UK financial services regulator the Financial Services Authority [FSA] has fined the Royal Bank of Scotland (RBS) £5.6 million (A$9.7 million) for implementing shoddy IT systems which left it in breach of the country’s money laundering laws.
The bank had implemented its treasury IT system in 2006, which was meant to screen incoming and outgoing cross-border payments.
According to the FSA, RBS neglected to check the accuracy of the systems since its implementation.
“After the initial set up, the results produced by the screening filters were not routinely reviewed or monitored by RBSG to ensure that they were appropriate.
"This meant that over time the ‘fuzzy matching’ parameters initially set by RBSG became significantly less effective at identifying potential matches,” the authority said in its decision notice this week.

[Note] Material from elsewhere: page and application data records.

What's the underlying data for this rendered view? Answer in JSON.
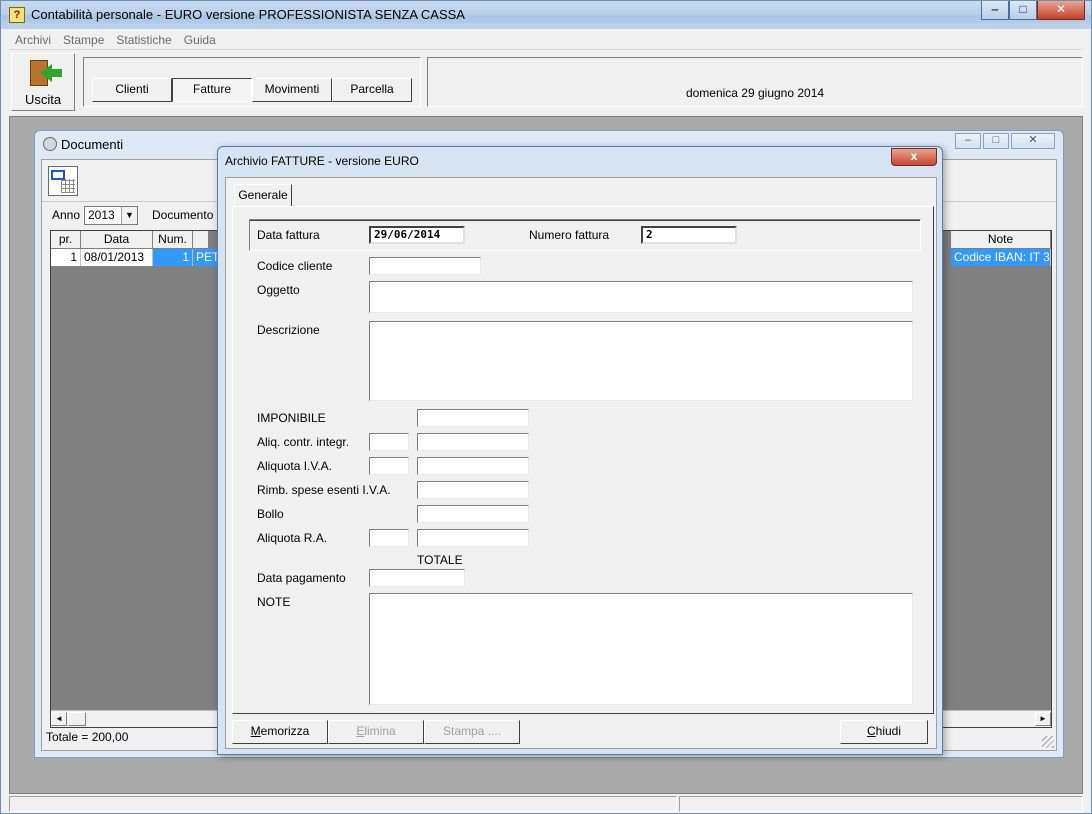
{
  "app": {
    "title": "Contabilità personale - EURO versione PROFESSIONISTA SENZA CASSA",
    "title_icon": "?"
  },
  "window_controls": {
    "minimize": "‒",
    "maximize": "□",
    "close": "✕"
  },
  "menu": [
    "Archivi",
    "Stampe",
    "Statistiche",
    "Guida"
  ],
  "toolbar": {
    "exit_label": "Uscita",
    "nav_buttons": [
      "Clienti",
      "Fatture",
      "Movimenti",
      "Parcella"
    ],
    "active_nav": "Fatture",
    "date_text": "domenica 29 giugno 2014"
  },
  "documenti": {
    "title": "Documenti",
    "anno_label": "Anno",
    "anno_value": "2013",
    "documento_label": "Documento",
    "columns": [
      "pr.",
      "Data",
      "Num.",
      "Note"
    ],
    "rows": [
      {
        "pr": "1",
        "data": "08/01/2013",
        "num": "1",
        "doc_partial": "PET",
        "note": "Codice IBAN: IT 3"
      }
    ],
    "total": "Totale = 200,00"
  },
  "dialog": {
    "title": "Archivio FATTURE - versione EURO",
    "close_label": "x",
    "tab_label": "Generale",
    "fields": {
      "data_fattura_label": "Data fattura",
      "data_fattura_value": "29/06/2014",
      "numero_fattura_label": "Numero fattura",
      "numero_fattura_value": "2",
      "codice_cliente_label": "Codice cliente",
      "oggetto_label": "Oggetto",
      "descrizione_label": "Descrizione",
      "imponibile_label": "IMPONIBILE",
      "aliq_contr_label": "Aliq. contr. integr.",
      "aliquota_iva_label": "Aliquota I.V.A.",
      "rimb_spese_label": "Rimb. spese esenti I.V.A.",
      "bollo_label": "Bollo",
      "aliquota_ra_label": "Aliquota R.A.",
      "totale_label": "TOTALE",
      "data_pagamento_label": "Data pagamento",
      "note_label": "NOTE"
    },
    "buttons": {
      "memorizza_u": "M",
      "memorizza_rest": "emorizza",
      "elimina_u": "E",
      "elimina_rest": "limina",
      "stampa": "Stampa ....",
      "chiudi_u": "C",
      "chiudi_rest": "hiudi"
    }
  }
}
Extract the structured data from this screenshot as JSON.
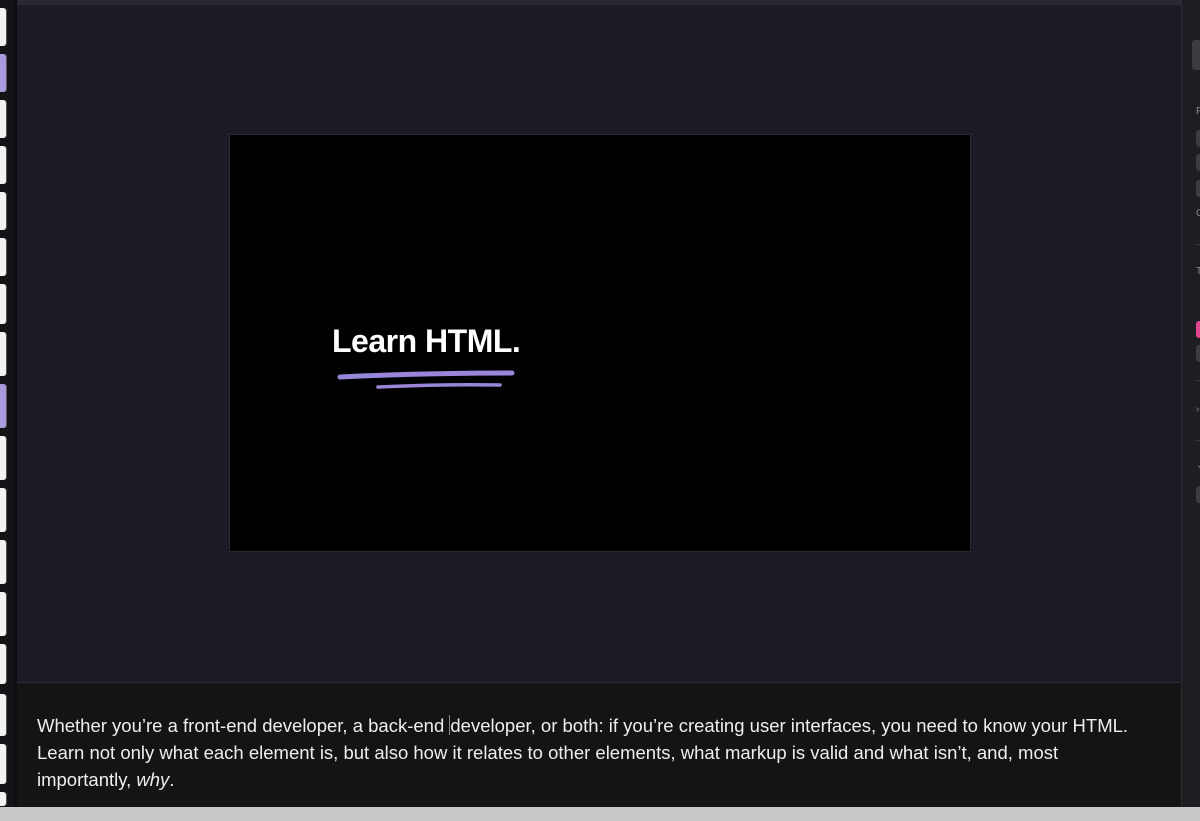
{
  "slide": {
    "title": "Learn HTML.",
    "accent_color": "#9a86d8"
  },
  "notes": {
    "part1": "Whether you’re a front-end developer, a back-end ",
    "part2": "developer, or both: if you’re creating user interfaces, you need to know your HTML. Learn not only what each element is, but also how it relates to other elements, what markup is valid and what isn’t, and, most importantly, ",
    "emphasis": "why",
    "end": "."
  },
  "right_panel": {
    "labels": [
      "F",
      "C",
      "T"
    ]
  }
}
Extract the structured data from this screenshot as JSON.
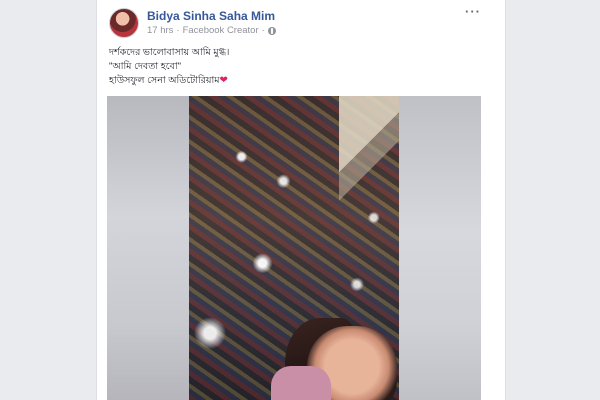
{
  "post": {
    "author": "Bidya Sinha Saha Mim",
    "time": "17 hrs",
    "separator": "·",
    "role": "Facebook Creator",
    "role_separator": "·",
    "privacy_icon": "globe-icon",
    "more_icon": "more-options-icon",
    "text_lines": [
      "দর্শকদের ভালোবাসায় আমি মুগ্ধ।",
      "\"আমি দেবতা হবো\"",
      "হাউসফুল সেনা অডিটোরিয়াম"
    ],
    "trailing_emoji": "❤"
  },
  "media": {
    "type": "video",
    "description_icon": "video-thumbnail"
  },
  "colors": {
    "background": "#e9ebee",
    "author_link": "#365899",
    "meta_text": "#90949c",
    "heart": "#e0245e"
  }
}
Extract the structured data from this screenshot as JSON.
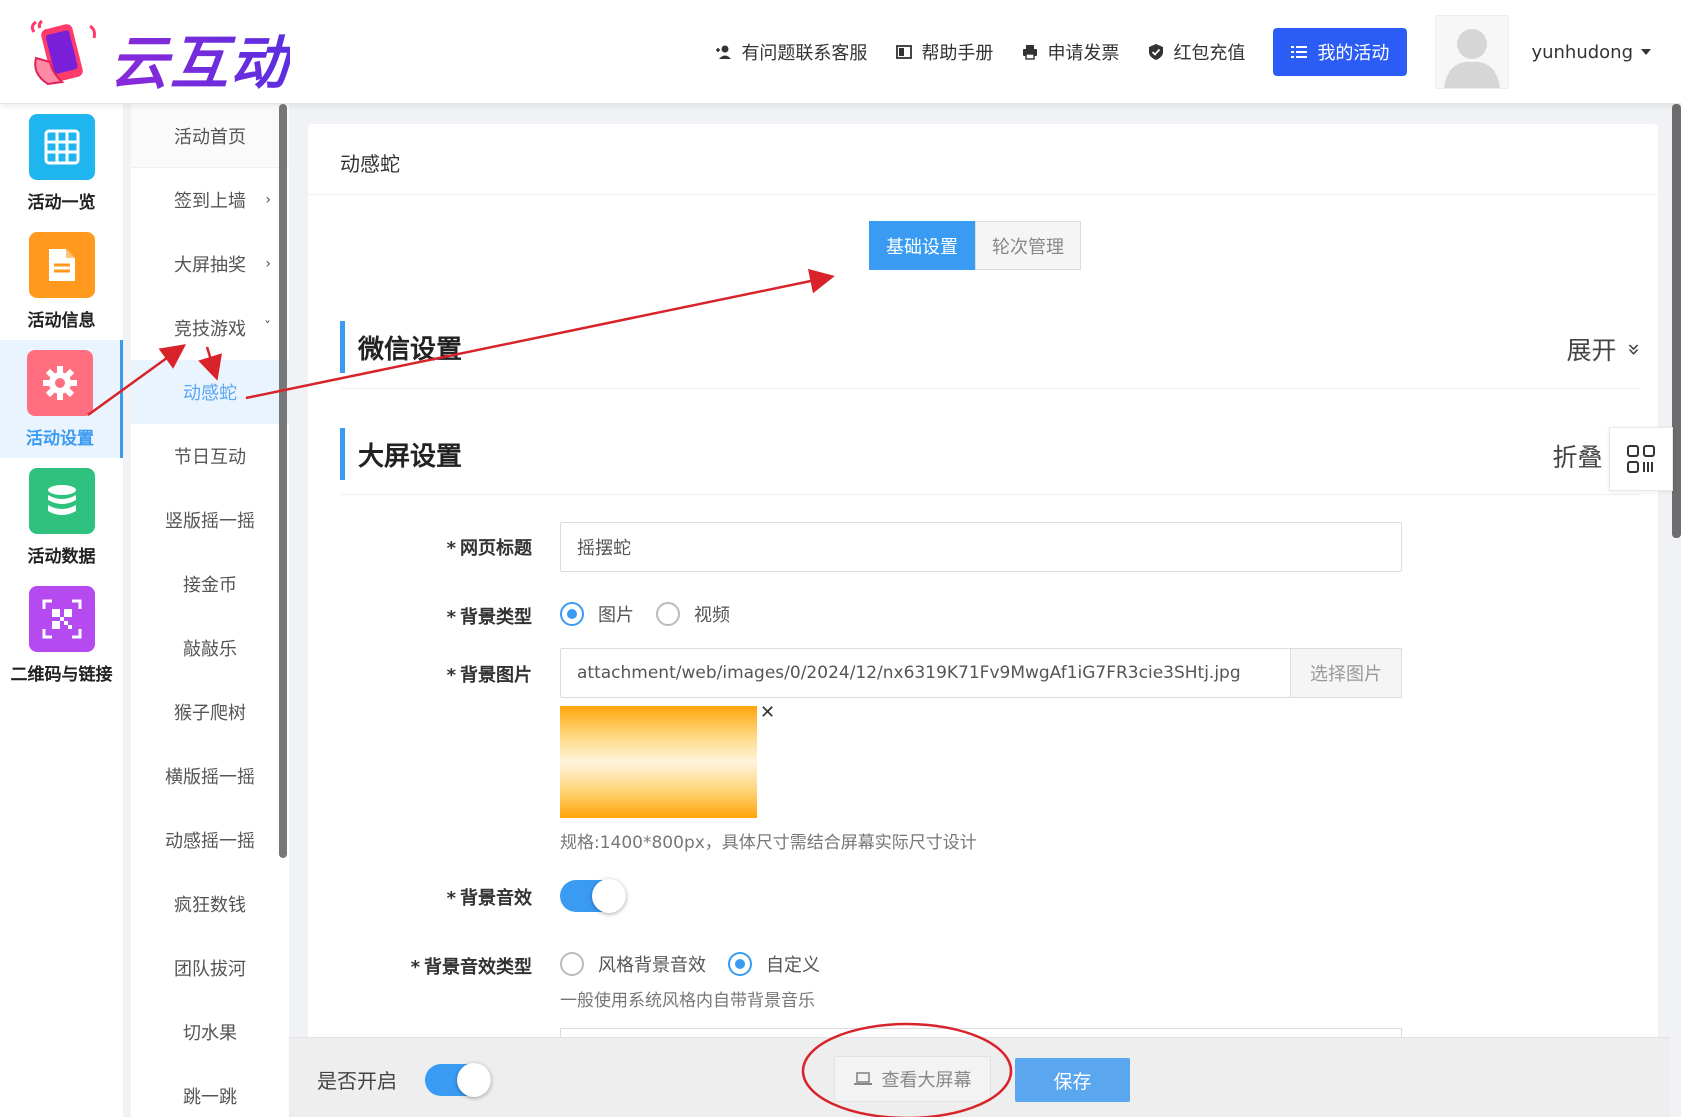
{
  "brand": {
    "name": "云互动"
  },
  "topnav": {
    "support": "有问题联系客服",
    "manual": "帮助手册",
    "invoice": "申请发票",
    "recharge": "红包充值",
    "my_activity": "我的活动",
    "username": "yunhudong"
  },
  "iconbar": {
    "items": [
      {
        "label": "活动一览",
        "color": "#1fb6f0",
        "icon": "grid-icon"
      },
      {
        "label": "活动信息",
        "color": "#ff9a1f",
        "icon": "document-icon"
      },
      {
        "label": "活动设置",
        "color": "#ff6f80",
        "icon": "gear-icon",
        "active": true
      },
      {
        "label": "活动数据",
        "color": "#2ec27e",
        "icon": "database-icon"
      },
      {
        "label": "二维码与链接",
        "color": "#b44af0",
        "icon": "qrcode-icon"
      }
    ]
  },
  "submenu": {
    "items": [
      {
        "label": "活动首页"
      },
      {
        "label": "签到上墙",
        "chevron": "›"
      },
      {
        "label": "大屏抽奖",
        "chevron": "›"
      },
      {
        "label": "竞技游戏",
        "chevron": "ˇ"
      },
      {
        "label": "动感蛇",
        "active": true
      },
      {
        "label": "节日互动"
      },
      {
        "label": "竖版摇一摇"
      },
      {
        "label": "接金币"
      },
      {
        "label": "敲敲乐"
      },
      {
        "label": "猴子爬树"
      },
      {
        "label": "横版摇一摇"
      },
      {
        "label": "动感摇一摇"
      },
      {
        "label": "疯狂数钱"
      },
      {
        "label": "团队拔河"
      },
      {
        "label": "切水果"
      },
      {
        "label": "跳一跳"
      }
    ]
  },
  "main": {
    "breadcrumb": "动感蛇",
    "tabs": [
      {
        "label": "基础设置",
        "active": true
      },
      {
        "label": "轮次管理",
        "active": false
      }
    ],
    "sections": {
      "wechat": {
        "title": "微信设置",
        "toggle": "展开",
        "toggle_icon": "»"
      },
      "screen": {
        "title": "大屏设置",
        "toggle": "折叠",
        "toggle_icon": "«"
      }
    },
    "form": {
      "page_title": {
        "label": "网页标题",
        "value": "摇摆蛇"
      },
      "bg_type": {
        "label": "背景类型",
        "options": [
          "图片",
          "视频"
        ],
        "selected": "图片"
      },
      "bg_image": {
        "label": "背景图片",
        "value": "attachment/web/images/0/2024/12/nx6319K71Fv9MwgAf1iG7FR3cie3SHtj.jpg",
        "button": "选择图片",
        "hint": "规格:1400*800px，具体尺寸需结合屏幕实际尺寸设计"
      },
      "bg_sound": {
        "label": "背景音效",
        "enabled": true
      },
      "bg_sound_type": {
        "label": "背景音效类型",
        "options": [
          "风格背景音效",
          "自定义"
        ],
        "selected": "自定义",
        "hint": "一般使用系统风格内自带背景音乐"
      }
    }
  },
  "bottombar": {
    "enable_label": "是否开启",
    "enabled": true,
    "view_screen": "查看大屏幕",
    "save": "保存"
  },
  "annotation_color": "#d8232a"
}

For two years the bank failed to screen a single incoming payment from a foreign source. It also missed the bulk of outgoing payments by its customers, except those destined for the US.
“RBSG’s automated screening failed to screen the majority of trade finance SWIFT messages generated in the international trade transactions that it carried out,” said the FSA.
Under UK laws financial institutions are meant to match customer transactions to the government’s treasury list, known as Her Majesty’s Treasury. The Treasury’s Asset Freezing Unit (AFU) maintains a list of people identified by the United Nations, the European Union and the UK. If the financial institution identifies a transaction that may correlate to a person on that list, it must stall the payment until it determines whether it is an exact match. If it is the bank should alert the AFU.
The FSA said it could have fined RBS $13.8 million, but offered RBA a 30 percent discount for not challenging its decision.